--- Data records Enclosed Below ---

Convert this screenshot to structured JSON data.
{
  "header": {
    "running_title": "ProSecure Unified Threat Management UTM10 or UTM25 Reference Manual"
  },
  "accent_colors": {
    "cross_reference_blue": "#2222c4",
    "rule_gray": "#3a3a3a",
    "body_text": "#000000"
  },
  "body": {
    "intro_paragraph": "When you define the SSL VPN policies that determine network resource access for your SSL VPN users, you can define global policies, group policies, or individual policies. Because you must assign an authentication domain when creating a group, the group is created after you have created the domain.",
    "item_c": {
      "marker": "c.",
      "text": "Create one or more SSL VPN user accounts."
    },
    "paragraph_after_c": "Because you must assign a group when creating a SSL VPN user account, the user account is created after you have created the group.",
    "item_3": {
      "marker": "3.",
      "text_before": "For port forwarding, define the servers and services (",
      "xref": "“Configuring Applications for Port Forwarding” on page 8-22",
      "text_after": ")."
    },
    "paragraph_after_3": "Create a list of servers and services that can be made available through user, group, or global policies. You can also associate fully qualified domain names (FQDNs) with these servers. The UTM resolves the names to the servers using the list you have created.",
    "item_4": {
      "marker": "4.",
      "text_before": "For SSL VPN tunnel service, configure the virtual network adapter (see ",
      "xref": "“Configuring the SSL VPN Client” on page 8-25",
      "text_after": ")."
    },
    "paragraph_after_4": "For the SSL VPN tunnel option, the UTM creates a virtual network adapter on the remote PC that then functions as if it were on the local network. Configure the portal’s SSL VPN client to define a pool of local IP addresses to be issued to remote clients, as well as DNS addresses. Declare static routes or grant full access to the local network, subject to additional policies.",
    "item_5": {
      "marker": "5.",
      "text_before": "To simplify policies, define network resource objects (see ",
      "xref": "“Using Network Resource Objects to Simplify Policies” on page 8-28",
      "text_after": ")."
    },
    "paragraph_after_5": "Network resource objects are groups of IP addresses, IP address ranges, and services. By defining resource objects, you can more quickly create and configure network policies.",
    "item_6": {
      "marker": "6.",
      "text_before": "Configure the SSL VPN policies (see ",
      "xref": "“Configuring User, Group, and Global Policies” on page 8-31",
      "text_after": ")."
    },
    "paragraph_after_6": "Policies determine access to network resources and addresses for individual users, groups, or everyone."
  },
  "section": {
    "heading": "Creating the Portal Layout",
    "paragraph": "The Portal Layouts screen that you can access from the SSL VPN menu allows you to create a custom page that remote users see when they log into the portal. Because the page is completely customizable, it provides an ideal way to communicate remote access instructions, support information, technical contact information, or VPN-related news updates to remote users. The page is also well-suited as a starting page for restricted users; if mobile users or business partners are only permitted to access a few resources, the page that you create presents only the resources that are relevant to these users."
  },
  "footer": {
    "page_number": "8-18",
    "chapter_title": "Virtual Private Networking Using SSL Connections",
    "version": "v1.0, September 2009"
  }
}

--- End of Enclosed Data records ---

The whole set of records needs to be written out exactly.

Convert this screenshot to structured JSON data.
{
  "header": {
    "running_title": "ProSecure Unified Threat Management UTM10 or UTM25 Reference Manual"
  },
  "accent_colors": {
    "cross_reference_blue": "#2222c4",
    "rule_gray": "#3a3a3a",
    "body_text": "#000000"
  },
  "body": {
    "intro_paragraph": "When you define the SSL VPN policies that determine network resource access for your SSL VPN users, you can define global policies, group policies, or individual policies. Because you must assign an authentication domain when creating a group, the group is created after you have created the domain.",
    "item_c": {
      "marker": "c.",
      "text": "Create one or more SSL VPN user accounts."
    },
    "paragraph_after_c": "Because you must assign a group when creating a SSL VPN user account, the user account is created after you have created the group.",
    "item_3": {
      "marker": "3.",
      "text_before": "For port forwarding, define the servers and services (",
      "xref": "“Configuring Applications for Port Forwarding” on page 8-22",
      "text_after": ")."
    },
    "paragraph_after_3": "Create a list of servers and services that can be made available through user, group, or global policies. You can also associate fully qualified domain names (FQDNs) with these servers. The UTM resolves the names to the servers using the list you have created.",
    "item_4": {
      "marker": "4.",
      "text_before": "For SSL VPN tunnel service, configure the virtual network adapter (see ",
      "xref": "“Configuring the SSL VPN Client” on page 8-25",
      "text_after": ")."
    },
    "paragraph_after_4": "For the SSL VPN tunnel option, the UTM creates a virtual network adapter on the remote PC that then functions as if it were on the local network. Configure the portal’s SSL VPN client to define a pool of local IP addresses to be issued to remote clients, as well as DNS addresses. Declare static routes or grant full access to the local network, subject to additional policies.",
    "item_5": {
      "marker": "5.",
      "text_before": "To simplify policies, define network resource objects (see ",
      "xref": "“Using Network Resource Objects to Simplify Policies” on page 8-28",
      "text_after": ")."
    },
    "paragraph_after_5": "Network resource objects are groups of IP addresses, IP address ranges, and services. By defining resource objects, you can more quickly create and configure network policies.",
    "item_6": {
      "marker": "6.",
      "text_before": "Configure the SSL VPN policies (see ",
      "xref": "“Configuring User, Group, and Global Policies” on page 8-31",
      "text_after": ")."
    },
    "paragraph_after_6": "Policies determine access to network resources and addresses for individual users, groups, or everyone."
  },
  "section": {
    "heading": "Creating the Portal Layout",
    "paragraph": "The Portal Layouts screen that you can access from the SSL VPN menu allows you to create a custom page that remote users see when they log into the portal. Because the page is completely customizable, it provides an ideal way to communicate remote access instructions, support information, technical contact information, or VPN-related news updates to remote users. The page is also well-suited as a starting page for restricted users; if mobile users or business partners are only permitted to access a few resources, the page that you create presents only the resources that are relevant to these users."
  },
  "footer": {
    "page_number": "8-18",
    "chapter_title": "Virtual Private Networking Using SSL Connections",
    "version": "v1.0, September 2009"
  }
}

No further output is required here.